Chopra, who has pulled out of the June 13 Diamond League at Gateshead due to visa issues, has taken part in only three international events since June 10.
He won't participate in competitions anymore before travelling to Tokyo on July 26.
"Getting the UK visa (to take part at Gateshead) was difficult for Indians due to COVID-19 situation in India. So, I decided to miss the Diamond League. There is no time for competition now.
"I can have some intensity training for another week. After that I will have light training."
He said he was focusing on improving his technique.
"The performance in Finland was also not my best, there were technical issues, the height of the javelin was an issue. My javelin could not reach the venue that day and I could not use it. I had to use another javelin.
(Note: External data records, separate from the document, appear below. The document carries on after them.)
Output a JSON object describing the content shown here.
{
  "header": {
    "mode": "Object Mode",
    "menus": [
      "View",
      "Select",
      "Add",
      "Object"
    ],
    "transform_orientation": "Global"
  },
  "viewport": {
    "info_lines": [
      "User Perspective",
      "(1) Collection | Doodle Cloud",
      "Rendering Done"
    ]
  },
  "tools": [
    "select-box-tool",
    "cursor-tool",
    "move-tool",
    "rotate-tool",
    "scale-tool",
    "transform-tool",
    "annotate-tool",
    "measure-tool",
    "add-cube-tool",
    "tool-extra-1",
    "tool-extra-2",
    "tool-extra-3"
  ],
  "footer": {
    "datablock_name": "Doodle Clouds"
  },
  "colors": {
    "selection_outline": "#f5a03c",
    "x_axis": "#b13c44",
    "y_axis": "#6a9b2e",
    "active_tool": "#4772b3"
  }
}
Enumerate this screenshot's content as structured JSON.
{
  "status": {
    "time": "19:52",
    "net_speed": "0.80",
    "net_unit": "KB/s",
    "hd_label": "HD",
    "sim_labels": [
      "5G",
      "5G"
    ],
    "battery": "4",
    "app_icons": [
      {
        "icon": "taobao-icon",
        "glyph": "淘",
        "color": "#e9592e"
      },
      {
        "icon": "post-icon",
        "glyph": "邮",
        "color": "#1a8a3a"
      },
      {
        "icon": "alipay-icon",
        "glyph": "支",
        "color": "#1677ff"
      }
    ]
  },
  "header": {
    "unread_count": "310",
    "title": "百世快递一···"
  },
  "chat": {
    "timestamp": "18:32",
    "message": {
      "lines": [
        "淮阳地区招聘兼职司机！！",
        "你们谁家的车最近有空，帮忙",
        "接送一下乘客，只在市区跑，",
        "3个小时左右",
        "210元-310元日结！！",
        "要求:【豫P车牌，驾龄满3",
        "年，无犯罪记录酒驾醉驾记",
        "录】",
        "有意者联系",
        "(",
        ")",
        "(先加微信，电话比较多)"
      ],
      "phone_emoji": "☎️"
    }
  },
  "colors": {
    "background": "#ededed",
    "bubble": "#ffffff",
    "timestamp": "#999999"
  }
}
"At the Asian Games and Commonwealth Games, the height of the javelin was an issue though I won gold in both. I am working on reducing the height of the javelin so that it can cover more distance."
Chopra says he has ironed out the kinks in his technique and found the optimal release angle ahead of the upcoming Tokyo Olympic Games.
"Even at the (2018) Asian Games, I thought it was throwing it too high, which compromised my distance," the 23-year-old, who currently training in Sweden, told a news conference arranged by his sponsor JSW Sports.
"Another issue was my throw tended to veer to the left side, at times threatening to go beyond the foul lines.
"Every time the javelin veers, it's a waste of power. If the release angle is not right, you are not getting the maximum out of your throw.
"We identified these areas and addressed those issues. I can already see the improvement.
"If I get it right, my distance will further improve in Tokyo."
Chopra was happy with his training in Sweden, where he plans to increase the intensity before tapering two weeks before his event.
The thrower was largely keeping to himself and relaxing by listening to music or meditating.
"I also visualise my throws, I've already imagined how I'd perform in Tokyo," Chopra said.
"I imagine the arena and my throws. By the time I turn up, I'd have performed there several times even if it's only in my mind."